*TASK PROMPT*
Output all entries verbatim. Skip pictures.

Recorded data:
:::
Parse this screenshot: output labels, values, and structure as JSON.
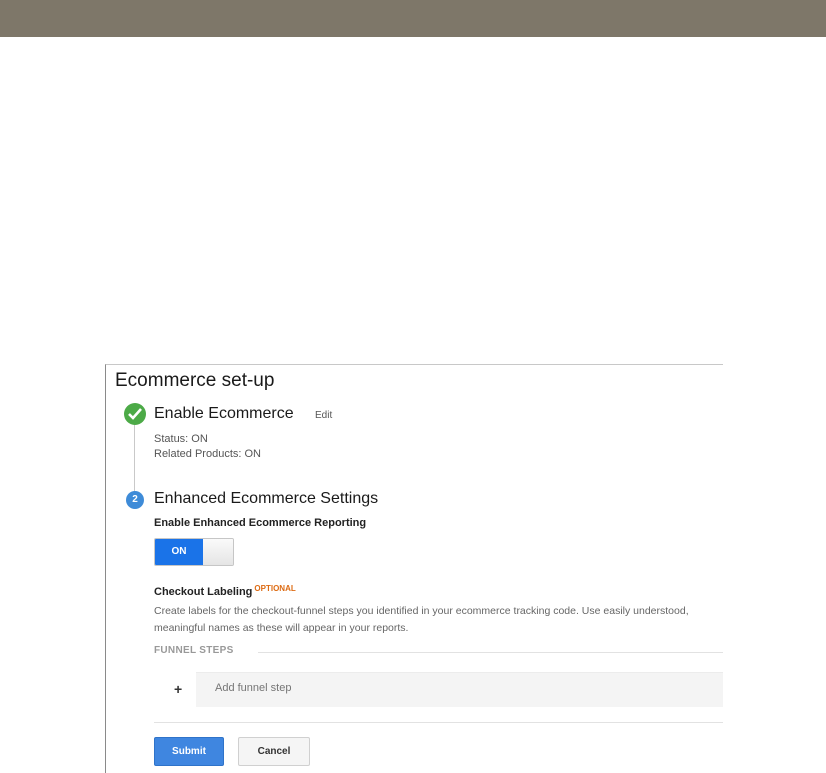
{
  "page": {
    "title": "Ecommerce set-up"
  },
  "step1": {
    "title": "Enable Ecommerce",
    "edit_label": "Edit",
    "status_line": "Status: ON",
    "related_line": "Related Products: ON",
    "icon": "check-icon",
    "color": "#4caa47"
  },
  "step2": {
    "number": "2",
    "title": "Enhanced Ecommerce Settings",
    "reporting_label": "Enable Enhanced Ecommerce Reporting",
    "toggle_label": "ON",
    "toggle_state": true,
    "color": "#3e8bd8"
  },
  "checkout": {
    "label": "Checkout Labeling",
    "optional_tag": "OPTIONAL",
    "description": "Create labels for the checkout-funnel steps you identified in your ecommerce tracking code. Use easily understood, meaningful names as these will appear in your reports.",
    "funnel_steps_label": "FUNNEL STEPS",
    "add_icon": "+",
    "add_placeholder": "Add funnel step"
  },
  "actions": {
    "submit_label": "Submit",
    "cancel_label": "Cancel"
  },
  "colors": {
    "header_bar": "#7e7769",
    "accent_blue": "#1a73e8",
    "optional_orange": "#dd6b13"
  }
}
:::
*RESULT FOR THIS TASK*
Parse this screenshot: output labels, values, and structure as JSON.
{
  "page": {
    "title": "Ecommerce set-up"
  },
  "step1": {
    "title": "Enable Ecommerce",
    "edit_label": "Edit",
    "status_line": "Status: ON",
    "related_line": "Related Products: ON",
    "icon": "check-icon",
    "color": "#4caa47"
  },
  "step2": {
    "number": "2",
    "title": "Enhanced Ecommerce Settings",
    "reporting_label": "Enable Enhanced Ecommerce Reporting",
    "toggle_label": "ON",
    "toggle_state": true,
    "color": "#3e8bd8"
  },
  "checkout": {
    "label": "Checkout Labeling",
    "optional_tag": "OPTIONAL",
    "description": "Create labels for the checkout-funnel steps you identified in your ecommerce tracking code. Use easily understood, meaningful names as these will appear in your reports.",
    "funnel_steps_label": "FUNNEL STEPS",
    "add_icon": "+",
    "add_placeholder": "Add funnel step"
  },
  "actions": {
    "submit_label": "Submit",
    "cancel_label": "Cancel"
  },
  "colors": {
    "header_bar": "#7e7769",
    "accent_blue": "#1a73e8",
    "optional_orange": "#dd6b13"
  }
}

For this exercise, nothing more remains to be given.